[Interface dataset entries]
····················

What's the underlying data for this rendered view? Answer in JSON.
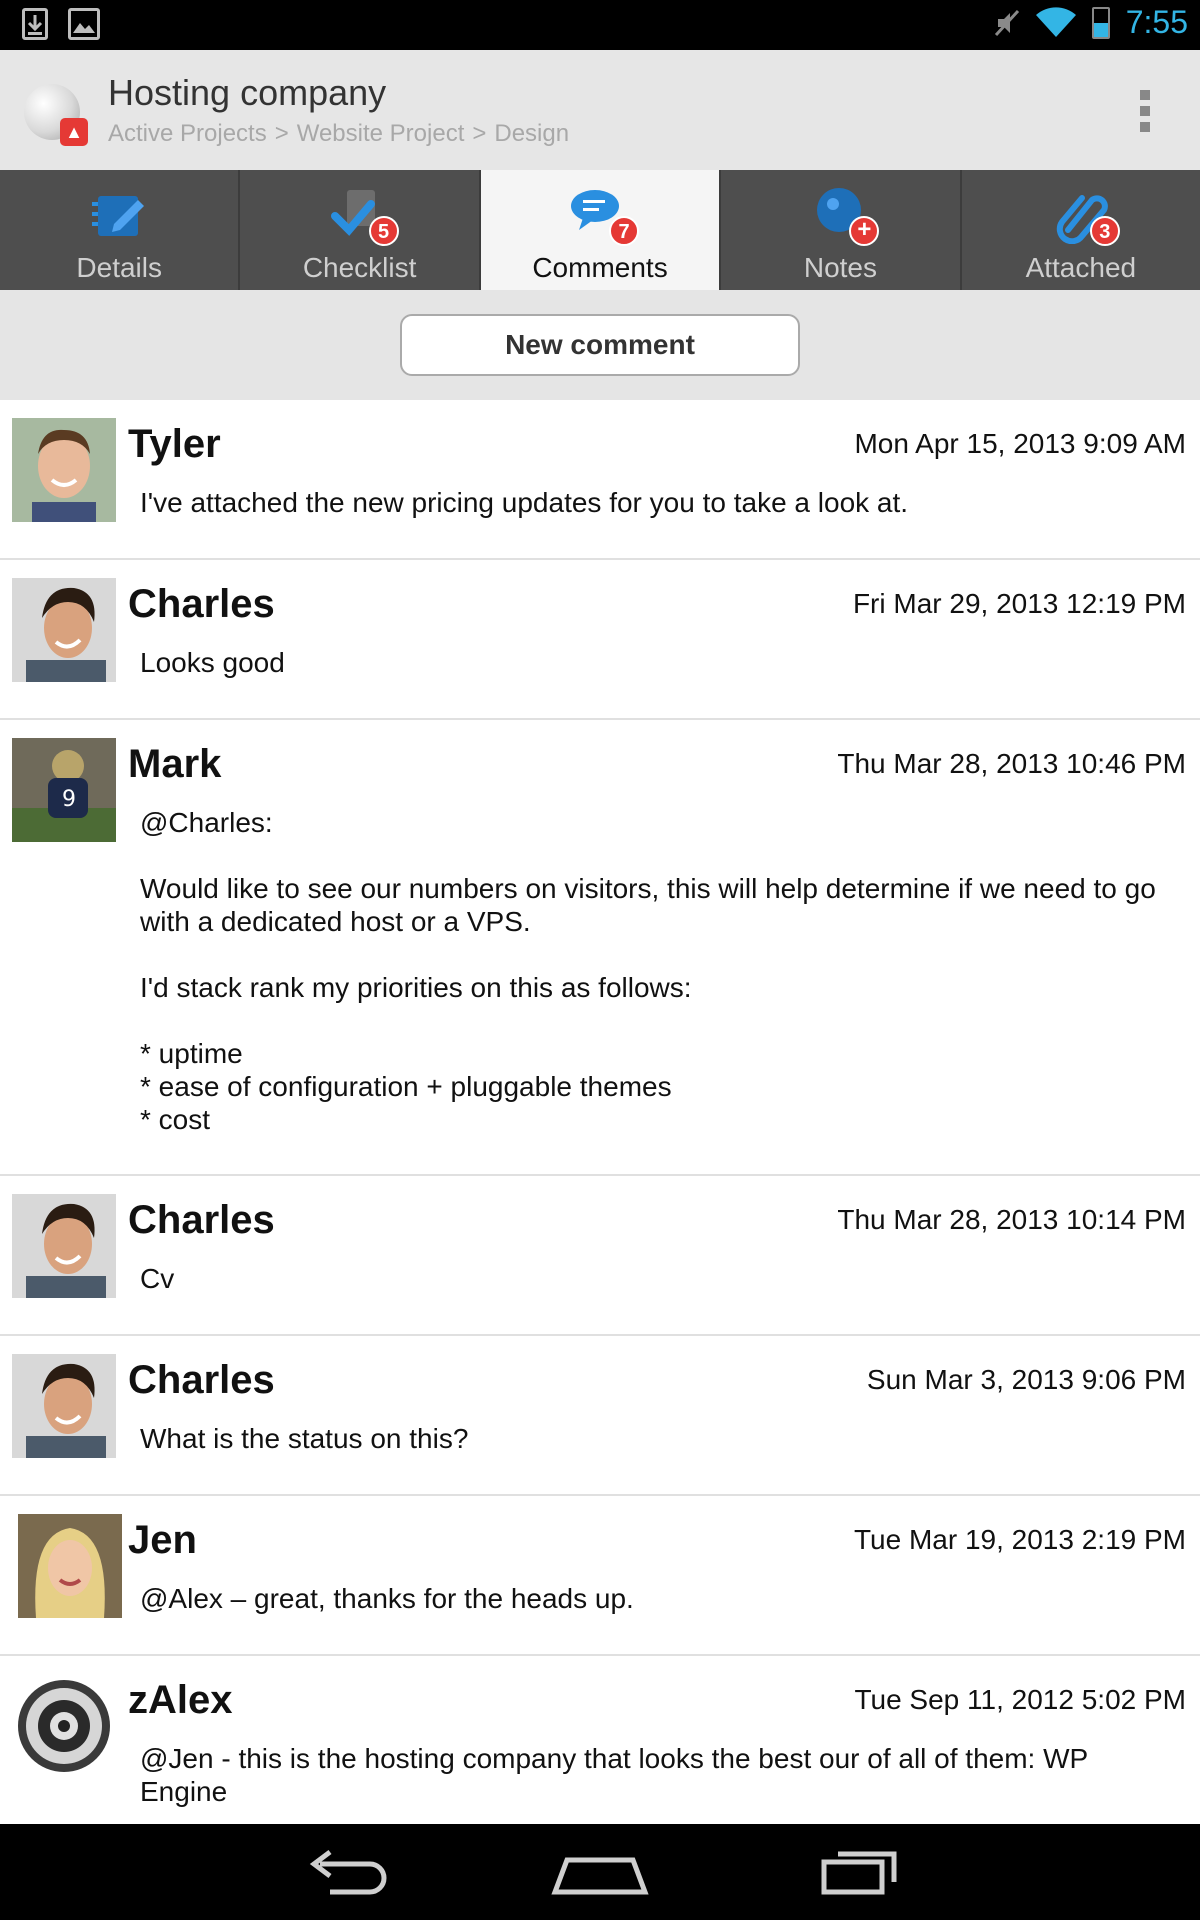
{
  "status_bar": {
    "time": "7:55",
    "left_icons": [
      "download-icon",
      "image-icon"
    ],
    "right_icons": [
      "mute-icon",
      "wifi-icon",
      "battery-icon"
    ],
    "battery_level": 0.5,
    "accent_color": "#33b5e5"
  },
  "action_bar": {
    "title": "Hosting company",
    "breadcrumb": [
      "Active Projects",
      ">",
      "Website Project",
      ">",
      "Design"
    ]
  },
  "tabs": [
    {
      "label": "Details",
      "icon": "details-icon",
      "badge": "",
      "active": false
    },
    {
      "label": "Checklist",
      "icon": "checklist-icon",
      "badge": "5",
      "active": false
    },
    {
      "label": "Comments",
      "icon": "comments-icon",
      "badge": "7",
      "active": true
    },
    {
      "label": "Notes",
      "icon": "notes-icon",
      "badge": "+",
      "active": false
    },
    {
      "label": "Attached",
      "icon": "paperclip-icon",
      "badge": "3",
      "active": false
    }
  ],
  "new_comment_label": "New comment",
  "comments": [
    {
      "author": "Tyler",
      "timestamp": "Mon Apr 15, 2013 9:09 AM",
      "body": "I've attached the new pricing updates for you to take a look at.",
      "avatar": "tyler-avatar"
    },
    {
      "author": "Charles",
      "timestamp": "Fri Mar 29, 2013 12:19 PM",
      "body": "Looks good",
      "avatar": "charles-avatar"
    },
    {
      "author": "Mark",
      "timestamp": "Thu Mar 28, 2013 10:46 PM",
      "body": "@Charles:\n\nWould like to see our numbers on visitors, this will help determine if we need to go with a dedicated host or a VPS.\n\nI'd stack rank my priorities on this as follows:\n\n* uptime\n* ease of configuration + pluggable themes\n* cost",
      "avatar": "mark-avatar"
    },
    {
      "author": "Charles",
      "timestamp": "Thu Mar 28, 2013 10:14 PM",
      "body": "Cv",
      "avatar": "charles-avatar"
    },
    {
      "author": "Charles",
      "timestamp": "Sun Mar 3, 2013 9:06 PM",
      "body": "What is the status on this?",
      "avatar": "charles-avatar"
    },
    {
      "author": "Jen",
      "timestamp": "Tue Mar 19, 2013 2:19 PM",
      "body": "@Alex – great, thanks for the heads up.",
      "avatar": "jen-avatar"
    },
    {
      "author": "zAlex",
      "timestamp": "Tue Sep 11, 2012 5:02 PM",
      "body": "@Jen - this is the hosting company that looks the best our of all of them: WP Engine",
      "avatar": "roomba-avatar"
    }
  ],
  "nav_bar": {
    "buttons": [
      "back-icon",
      "home-icon",
      "recents-icon"
    ]
  }
}
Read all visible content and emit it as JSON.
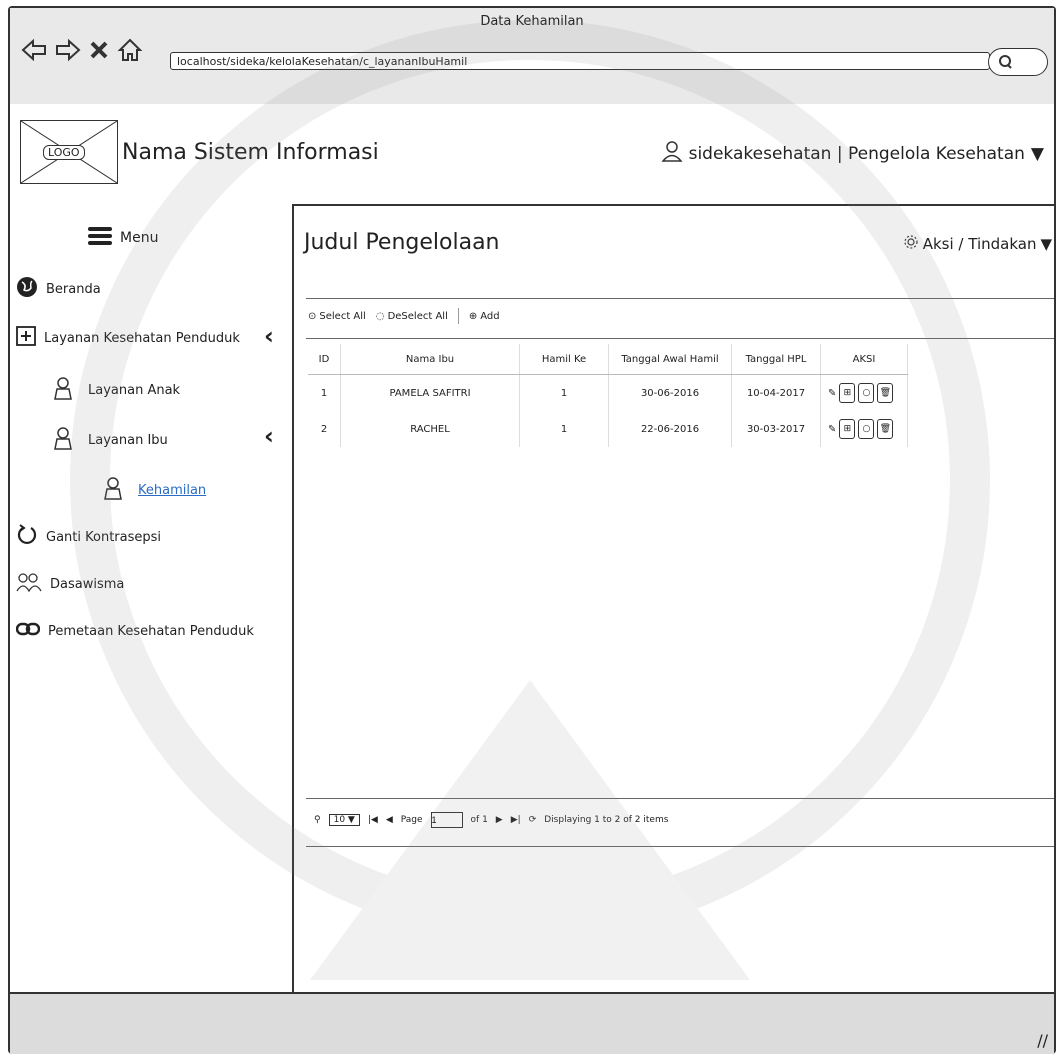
{
  "window": {
    "title": "Data Kehamilan",
    "url": "localhost/sideka/kelolaKesehatan/c_layananIbuHamil"
  },
  "header": {
    "logo_text": "LOGO",
    "system_name": "Nama Sistem Informasi",
    "user_label": "sidekakesehatan | Pengelola Kesehatan"
  },
  "sidebar": {
    "menu_label": "Menu",
    "items": [
      {
        "label": "Beranda"
      },
      {
        "label": "Layanan Kesehatan Penduduk"
      },
      {
        "label": "Layanan Anak"
      },
      {
        "label": "Layanan Ibu"
      },
      {
        "label": "Kehamilan"
      },
      {
        "label": "Ganti Kontrasepsi"
      },
      {
        "label": "Dasawisma"
      },
      {
        "label": "Pemetaan Kesehatan Penduduk"
      }
    ]
  },
  "main": {
    "title": "Judul Pengelolaan",
    "actions_label": "Aksi / Tindakan",
    "toolbar": {
      "select_all": "Select All",
      "deselect_all": "DeSelect All",
      "add": "Add"
    },
    "table": {
      "headers": [
        "ID",
        "Nama Ibu",
        "Hamil Ke",
        "Tanggal Awal Hamil",
        "Tanggal HPL",
        "AKSI"
      ],
      "rows": [
        [
          "1",
          "PAMELA SAFITRI",
          "1",
          "30-06-2016",
          "10-04-2017"
        ],
        [
          "2",
          "RACHEL",
          "1",
          "22-06-2016",
          "30-03-2017"
        ]
      ]
    },
    "pager": {
      "page_size": "10",
      "page_label": "Page",
      "page_value": "1",
      "of_label": "of 1",
      "display_text": "Displaying 1 to 2 of 2 items"
    }
  }
}
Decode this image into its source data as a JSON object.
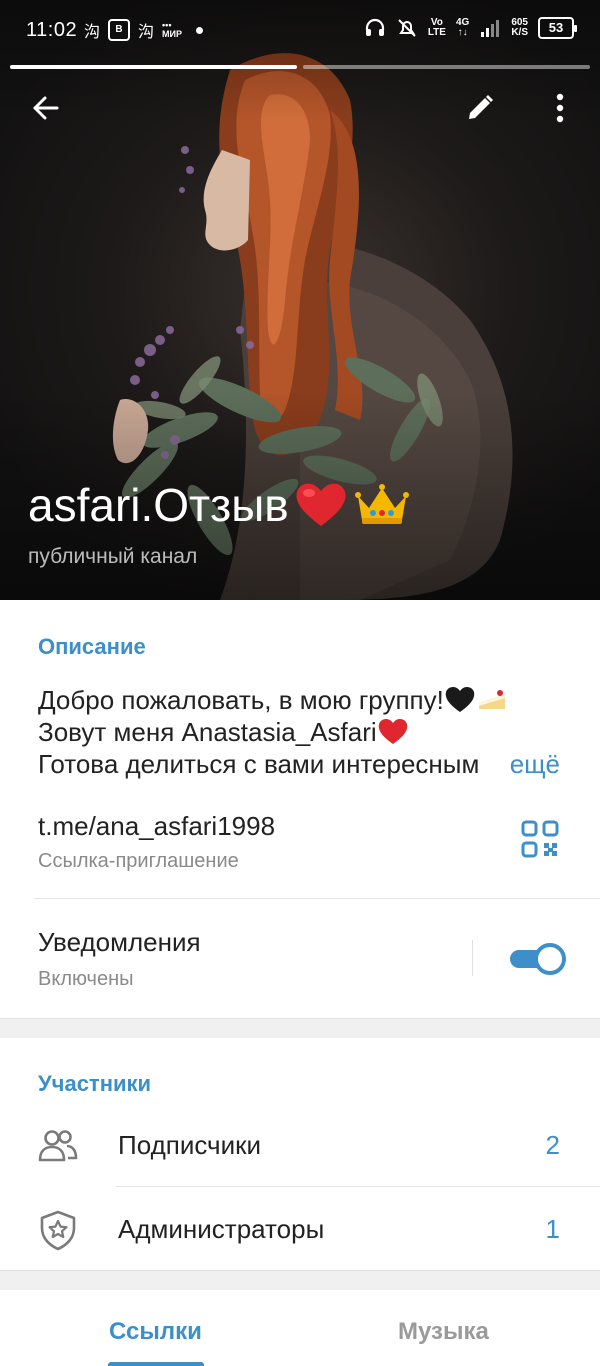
{
  "status_bar": {
    "time": "11:02",
    "network_type": "4G",
    "volte": "Vo LTE",
    "data_speed": "605 K/S",
    "battery": "53"
  },
  "stories": {
    "count": 2,
    "active_index": 0
  },
  "header": {
    "title": "asfari.Отзыв",
    "title_emojis": [
      "red-heart",
      "crown"
    ],
    "subtitle": "публичный канал"
  },
  "description": {
    "section_title": "Описание",
    "line1": "Добро пожаловать, в мою группу!",
    "line1_emojis": [
      "black-heart",
      "cake"
    ],
    "line2": "Зовут меня Anastasia_Asfari",
    "line2_emojis": [
      "red-heart"
    ],
    "line3": "Готова делиться с вами интересным",
    "more_label": "ещё"
  },
  "invite_link": {
    "value": "t.me/ana_asfari1998",
    "label": "Ссылка-приглашение"
  },
  "notifications": {
    "title": "Уведомления",
    "status": "Включены",
    "enabled": true
  },
  "members": {
    "section_title": "Участники",
    "items": [
      {
        "label": "Подписчики",
        "count": "2",
        "icon": "people-icon"
      },
      {
        "label": "Администраторы",
        "count": "1",
        "icon": "shield-star-icon"
      }
    ]
  },
  "tabs": [
    {
      "label": "Ссылки",
      "active": true
    },
    {
      "label": "Музыка",
      "active": false
    }
  ],
  "colors": {
    "accent": "#3d8fc9",
    "hero_bg": "#1a1817",
    "secondary_text": "#8a8a8a"
  }
}
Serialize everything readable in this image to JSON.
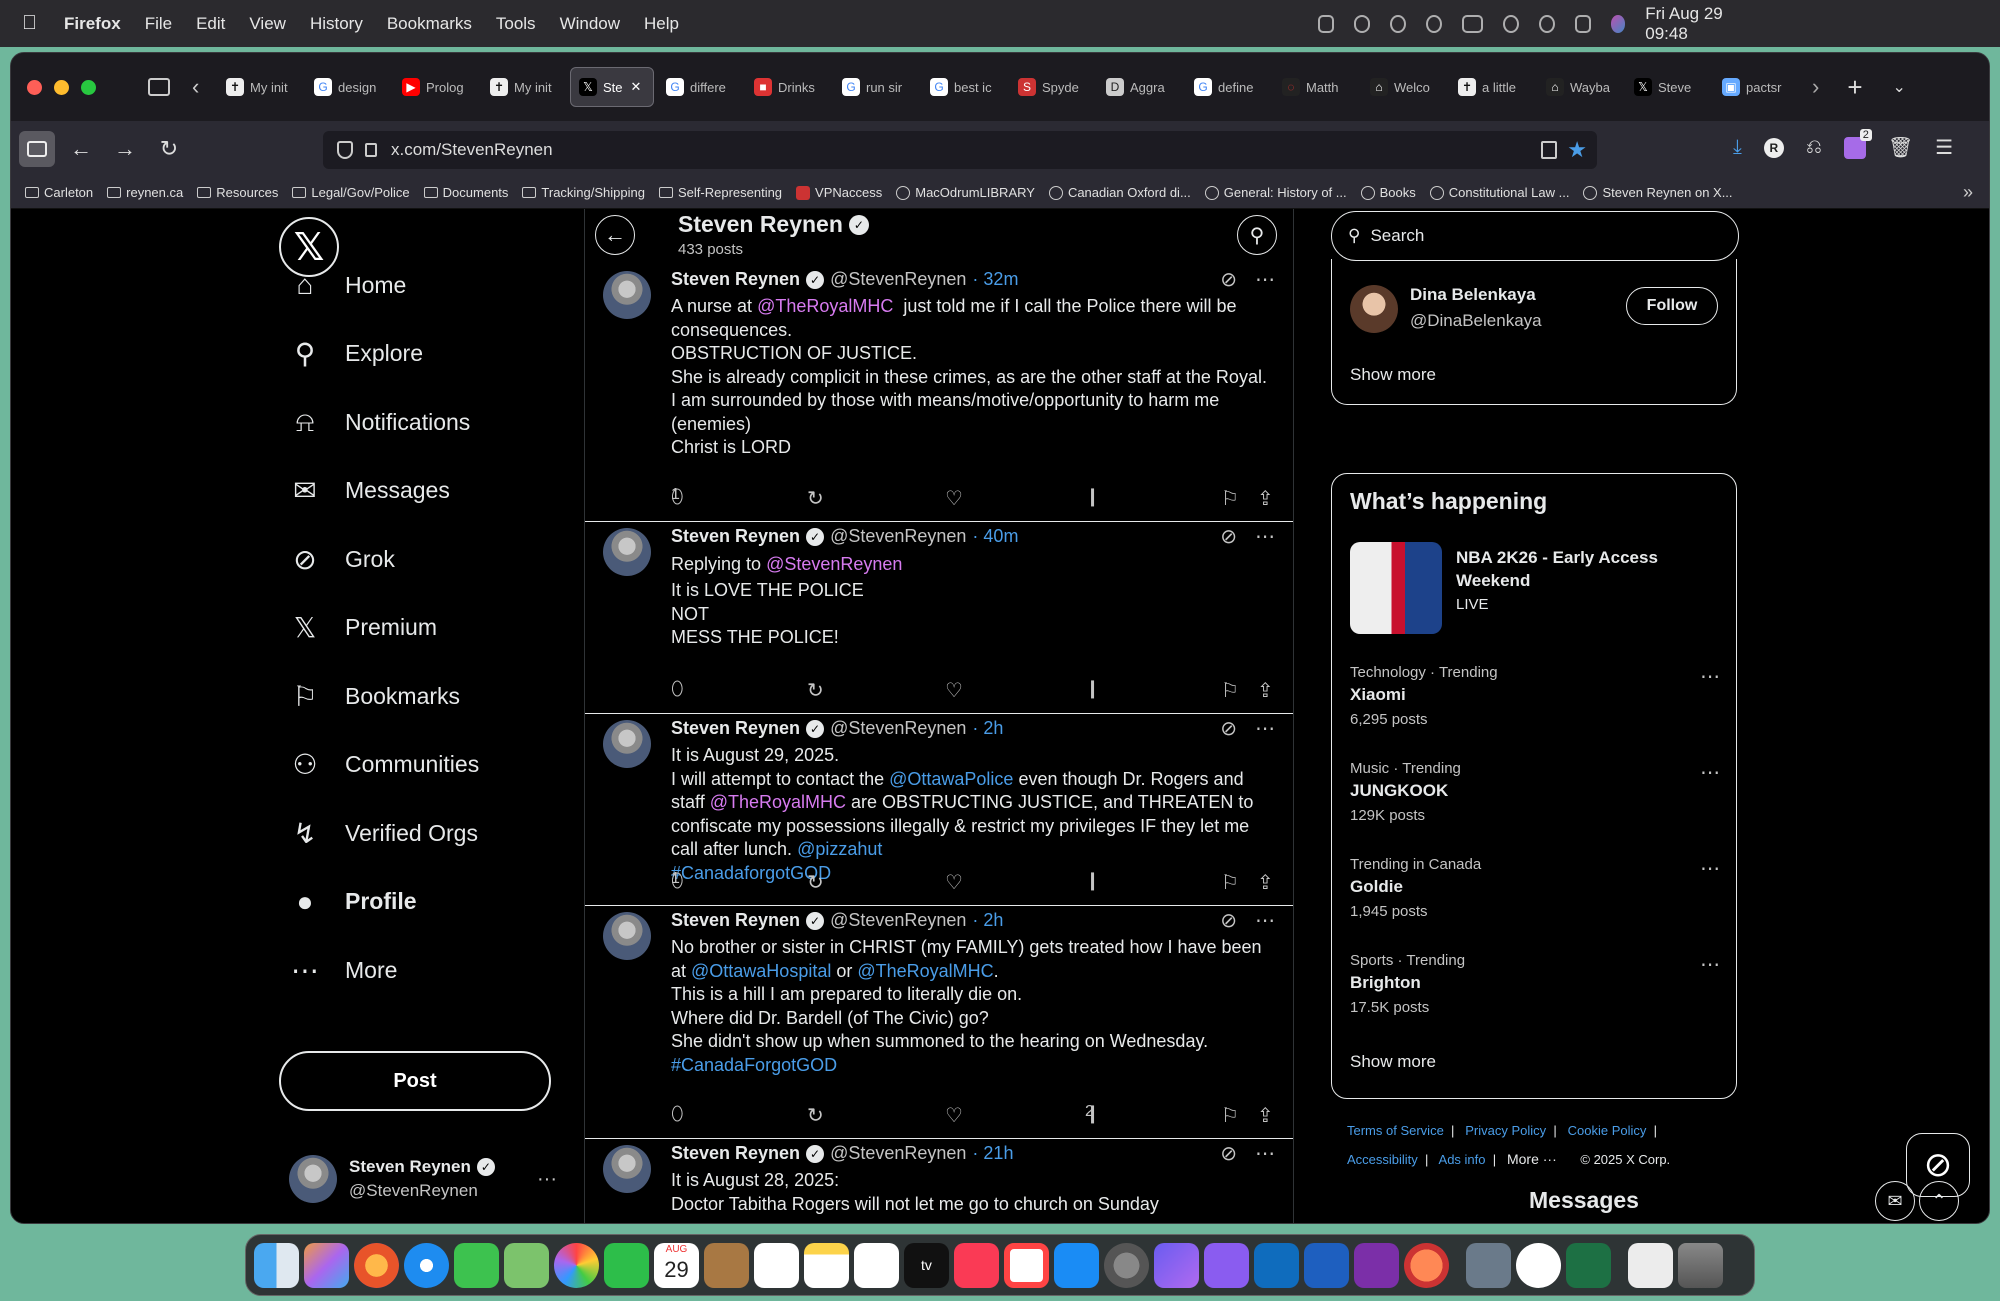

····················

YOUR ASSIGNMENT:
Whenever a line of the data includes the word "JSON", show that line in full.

ANSWER SPACE:
What's the underlying data for this rendered view? Answer in JSON.
Read all visible content and emit it as JSON.
Decode this image into its source data as a JSON object.
Serialize everything readable in this image to JSON.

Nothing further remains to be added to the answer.